- **TASK OBJECTIVE**
Would you retype each record exactly as given?

DATA EXCERPTS: Begin

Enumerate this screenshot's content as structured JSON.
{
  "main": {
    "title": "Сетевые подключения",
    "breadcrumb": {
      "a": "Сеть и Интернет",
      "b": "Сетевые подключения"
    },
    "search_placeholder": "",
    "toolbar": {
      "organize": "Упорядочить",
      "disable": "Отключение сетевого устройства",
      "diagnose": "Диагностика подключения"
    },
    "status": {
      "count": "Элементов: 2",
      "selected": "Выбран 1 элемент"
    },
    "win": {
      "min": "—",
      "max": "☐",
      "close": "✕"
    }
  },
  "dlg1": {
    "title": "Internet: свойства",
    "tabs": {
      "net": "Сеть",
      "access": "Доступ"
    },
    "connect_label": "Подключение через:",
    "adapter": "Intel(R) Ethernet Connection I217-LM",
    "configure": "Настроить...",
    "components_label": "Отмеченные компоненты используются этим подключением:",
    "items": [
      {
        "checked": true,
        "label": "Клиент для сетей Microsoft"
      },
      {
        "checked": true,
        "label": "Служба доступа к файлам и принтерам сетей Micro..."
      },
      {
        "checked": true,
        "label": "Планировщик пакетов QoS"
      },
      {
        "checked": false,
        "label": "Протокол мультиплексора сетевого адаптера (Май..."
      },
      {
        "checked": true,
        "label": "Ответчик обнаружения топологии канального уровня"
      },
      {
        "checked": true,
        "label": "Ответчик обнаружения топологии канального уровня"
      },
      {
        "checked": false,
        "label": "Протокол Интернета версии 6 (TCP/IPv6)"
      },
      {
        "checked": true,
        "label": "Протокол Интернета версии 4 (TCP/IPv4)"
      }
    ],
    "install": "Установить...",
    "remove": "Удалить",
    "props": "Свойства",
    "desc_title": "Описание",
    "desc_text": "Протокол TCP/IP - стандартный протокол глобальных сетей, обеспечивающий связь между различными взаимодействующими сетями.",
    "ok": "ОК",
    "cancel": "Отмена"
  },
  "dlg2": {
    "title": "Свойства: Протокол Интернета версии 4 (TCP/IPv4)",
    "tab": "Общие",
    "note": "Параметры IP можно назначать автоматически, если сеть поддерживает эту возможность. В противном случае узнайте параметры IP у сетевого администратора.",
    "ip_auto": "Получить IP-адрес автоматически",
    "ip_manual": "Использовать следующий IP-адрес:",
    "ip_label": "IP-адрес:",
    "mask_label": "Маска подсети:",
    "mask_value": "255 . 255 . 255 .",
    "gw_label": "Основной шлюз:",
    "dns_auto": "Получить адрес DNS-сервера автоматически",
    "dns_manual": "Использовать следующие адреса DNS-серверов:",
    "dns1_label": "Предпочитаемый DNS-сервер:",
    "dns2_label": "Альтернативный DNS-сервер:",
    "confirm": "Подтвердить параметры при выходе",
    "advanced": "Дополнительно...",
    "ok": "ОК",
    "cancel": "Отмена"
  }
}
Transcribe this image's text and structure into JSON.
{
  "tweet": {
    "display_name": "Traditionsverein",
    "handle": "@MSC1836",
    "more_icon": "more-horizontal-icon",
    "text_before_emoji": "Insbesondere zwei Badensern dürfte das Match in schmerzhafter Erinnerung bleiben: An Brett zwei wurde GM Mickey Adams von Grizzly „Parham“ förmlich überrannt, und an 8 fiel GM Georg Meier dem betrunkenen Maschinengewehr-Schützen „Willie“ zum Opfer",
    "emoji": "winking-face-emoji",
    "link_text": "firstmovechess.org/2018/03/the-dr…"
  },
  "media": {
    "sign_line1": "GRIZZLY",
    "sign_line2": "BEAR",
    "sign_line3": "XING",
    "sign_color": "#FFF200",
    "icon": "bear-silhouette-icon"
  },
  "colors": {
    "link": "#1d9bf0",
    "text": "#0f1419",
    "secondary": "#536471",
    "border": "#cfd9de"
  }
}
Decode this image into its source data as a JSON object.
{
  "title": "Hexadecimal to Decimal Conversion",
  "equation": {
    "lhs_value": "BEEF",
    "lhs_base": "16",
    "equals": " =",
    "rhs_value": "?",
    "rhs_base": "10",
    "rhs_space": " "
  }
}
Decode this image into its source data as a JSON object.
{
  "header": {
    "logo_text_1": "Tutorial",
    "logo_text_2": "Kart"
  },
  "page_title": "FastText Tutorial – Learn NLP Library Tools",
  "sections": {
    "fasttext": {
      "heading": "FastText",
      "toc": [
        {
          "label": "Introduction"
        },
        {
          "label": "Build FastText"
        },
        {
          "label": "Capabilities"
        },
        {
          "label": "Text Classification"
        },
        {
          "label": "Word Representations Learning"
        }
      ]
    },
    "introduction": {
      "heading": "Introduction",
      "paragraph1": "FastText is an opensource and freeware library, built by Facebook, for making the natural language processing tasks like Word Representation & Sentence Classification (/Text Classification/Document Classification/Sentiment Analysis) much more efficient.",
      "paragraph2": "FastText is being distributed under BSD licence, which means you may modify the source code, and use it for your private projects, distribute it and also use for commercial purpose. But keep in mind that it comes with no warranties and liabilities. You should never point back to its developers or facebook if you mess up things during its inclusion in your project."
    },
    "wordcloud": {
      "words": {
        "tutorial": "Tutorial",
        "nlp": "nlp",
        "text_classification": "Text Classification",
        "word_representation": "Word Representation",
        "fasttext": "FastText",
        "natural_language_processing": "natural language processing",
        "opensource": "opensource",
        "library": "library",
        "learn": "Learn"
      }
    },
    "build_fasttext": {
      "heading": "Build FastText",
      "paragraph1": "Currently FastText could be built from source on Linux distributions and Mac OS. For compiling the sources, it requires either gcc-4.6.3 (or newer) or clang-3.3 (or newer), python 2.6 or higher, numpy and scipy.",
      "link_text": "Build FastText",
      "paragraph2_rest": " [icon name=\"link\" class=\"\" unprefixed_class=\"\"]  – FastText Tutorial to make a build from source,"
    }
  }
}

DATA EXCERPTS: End

- **RESULT FOR THIS TASK**
Enumerate this screenshot's content as structured JSON.
{
  "main": {
    "title": "Сетевые подключения",
    "breadcrumb": {
      "a": "Сеть и Интернет",
      "b": "Сетевые подключения"
    },
    "search_placeholder": "",
    "toolbar": {
      "organize": "Упорядочить",
      "disable": "Отключение сетевого устройства",
      "diagnose": "Диагностика подключения"
    },
    "status": {
      "count": "Элементов: 2",
      "selected": "Выбран 1 элемент"
    },
    "win": {
      "min": "—",
      "max": "☐",
      "close": "✕"
    }
  },
  "dlg1": {
    "title": "Internet: свойства",
    "tabs": {
      "net": "Сеть",
      "access": "Доступ"
    },
    "connect_label": "Подключение через:",
    "adapter": "Intel(R) Ethernet Connection I217-LM",
    "configure": "Настроить...",
    "components_label": "Отмеченные компоненты используются этим подключением:",
    "items": [
      {
        "checked": true,
        "label": "Клиент для сетей Microsoft"
      },
      {
        "checked": true,
        "label": "Служба доступа к файлам и принтерам сетей Micro..."
      },
      {
        "checked": true,
        "label": "Планировщик пакетов QoS"
      },
      {
        "checked": false,
        "label": "Протокол мультиплексора сетевого адаптера (Май..."
      },
      {
        "checked": true,
        "label": "Ответчик обнаружения топологии канального уровня"
      },
      {
        "checked": true,
        "label": "Ответчик обнаружения топологии канального уровня"
      },
      {
        "checked": false,
        "label": "Протокол Интернета версии 6 (TCP/IPv6)"
      },
      {
        "checked": true,
        "label": "Протокол Интернета версии 4 (TCP/IPv4)"
      }
    ],
    "install": "Установить...",
    "remove": "Удалить",
    "props": "Свойства",
    "desc_title": "Описание",
    "desc_text": "Протокол TCP/IP - стандартный протокол глобальных сетей, обеспечивающий связь между различными взаимодействующими сетями.",
    "ok": "ОК",
    "cancel": "Отмена"
  },
  "dlg2": {
    "title": "Свойства: Протокол Интернета версии 4 (TCP/IPv4)",
    "tab": "Общие",
    "note": "Параметры IP можно назначать автоматически, если сеть поддерживает эту возможность. В противном случае узнайте параметры IP у сетевого администратора.",
    "ip_auto": "Получить IP-адрес автоматически",
    "ip_manual": "Использовать следующий IP-адрес:",
    "ip_label": "IP-адрес:",
    "mask_label": "Маска подсети:",
    "mask_value": "255 . 255 . 255 .",
    "gw_label": "Основной шлюз:",
    "dns_auto": "Получить адрес DNS-сервера автоматически",
    "dns_manual": "Использовать следующие адреса DNS-серверов:",
    "dns1_label": "Предпочитаемый DNS-сервер:",
    "dns2_label": "Альтернативный DNS-сервер:",
    "confirm": "Подтвердить параметры при выходе",
    "advanced": "Дополнительно...",
    "ok": "ОК",
    "cancel": "Отмена"
  }
}
Transcribe this image's text and structure into JSON.
{
  "tweet": {
    "display_name": "Traditionsverein",
    "handle": "@MSC1836",
    "more_icon": "more-horizontal-icon",
    "text_before_emoji": "Insbesondere zwei Badensern dürfte das Match in schmerzhafter Erinnerung bleiben: An Brett zwei wurde GM Mickey Adams von Grizzly „Parham“ förmlich überrannt, und an 8 fiel GM Georg Meier dem betrunkenen Maschinengewehr-Schützen „Willie“ zum Opfer",
    "emoji": "winking-face-emoji",
    "link_text": "firstmovechess.org/2018/03/the-dr…"
  },
  "media": {
    "sign_line1": "GRIZZLY",
    "sign_line2": "BEAR",
    "sign_line3": "XING",
    "sign_color": "#FFF200",
    "icon": "bear-silhouette-icon"
  },
  "colors": {
    "link": "#1d9bf0",
    "text": "#0f1419",
    "secondary": "#536471",
    "border": "#cfd9de"
  }
}
Decode this image into its source data as a JSON object.
{
  "title": "Hexadecimal to Decimal Conversion",
  "equation": {
    "lhs_value": "BEEF",
    "lhs_base": "16",
    "equals": " =",
    "rhs_value": "?",
    "rhs_base": "10",
    "rhs_space": " "
  }
}
Decode this image into its source data as a JSON object.
{
  "header": {
    "logo_text_1": "Tutorial",
    "logo_text_2": "Kart"
  },
  "page_title": "FastText Tutorial – Learn NLP Library Tools",
  "sections": {
    "fasttext": {
      "heading": "FastText",
      "toc": [
        {
          "label": "Introduction"
        },
        {
          "label": "Build FastText"
        },
        {
          "label": "Capabilities"
        },
        {
          "label": "Text Classification"
        },
        {
          "label": "Word Representations Learning"
        }
      ]
    },
    "introduction": {
      "heading": "Introduction",
      "paragraph1": "FastText is an opensource and freeware library, built by Facebook, for making the natural language processing tasks like Word Representation & Sentence Classification (/Text Classification/Document Classification/Sentiment Analysis) much more efficient.",
      "paragraph2": "FastText is being distributed under BSD licence, which means you may modify the source code, and use it for your private projects, distribute it and also use for commercial purpose. But keep in mind that it comes with no warranties and liabilities. You should never point back to its developers or facebook if you mess up things during its inclusion in your project."
    },
    "wordcloud": {
      "words": {
        "tutorial": "Tutorial",
        "nlp": "nlp",
        "text_classification": "Text Classification",
        "word_representation": "Word Representation",
        "fasttext": "FastText",
        "natural_language_processing": "natural language processing",
        "opensource": "opensource",
        "library": "library",
        "learn": "Learn"
      }
    },
    "build_fasttext": {
      "heading": "Build FastText",
      "paragraph1": "Currently FastText could be built from source on Linux distributions and Mac OS. For compiling the sources, it requires either gcc-4.6.3 (or newer) or clang-3.3 (or newer), python 2.6 or higher, numpy and scipy.",
      "link_text": "Build FastText",
      "paragraph2_rest": " [icon name=\"link\" class=\"\" unprefixed_class=\"\"]  – FastText Tutorial to make a build from source,"
    }
  }
}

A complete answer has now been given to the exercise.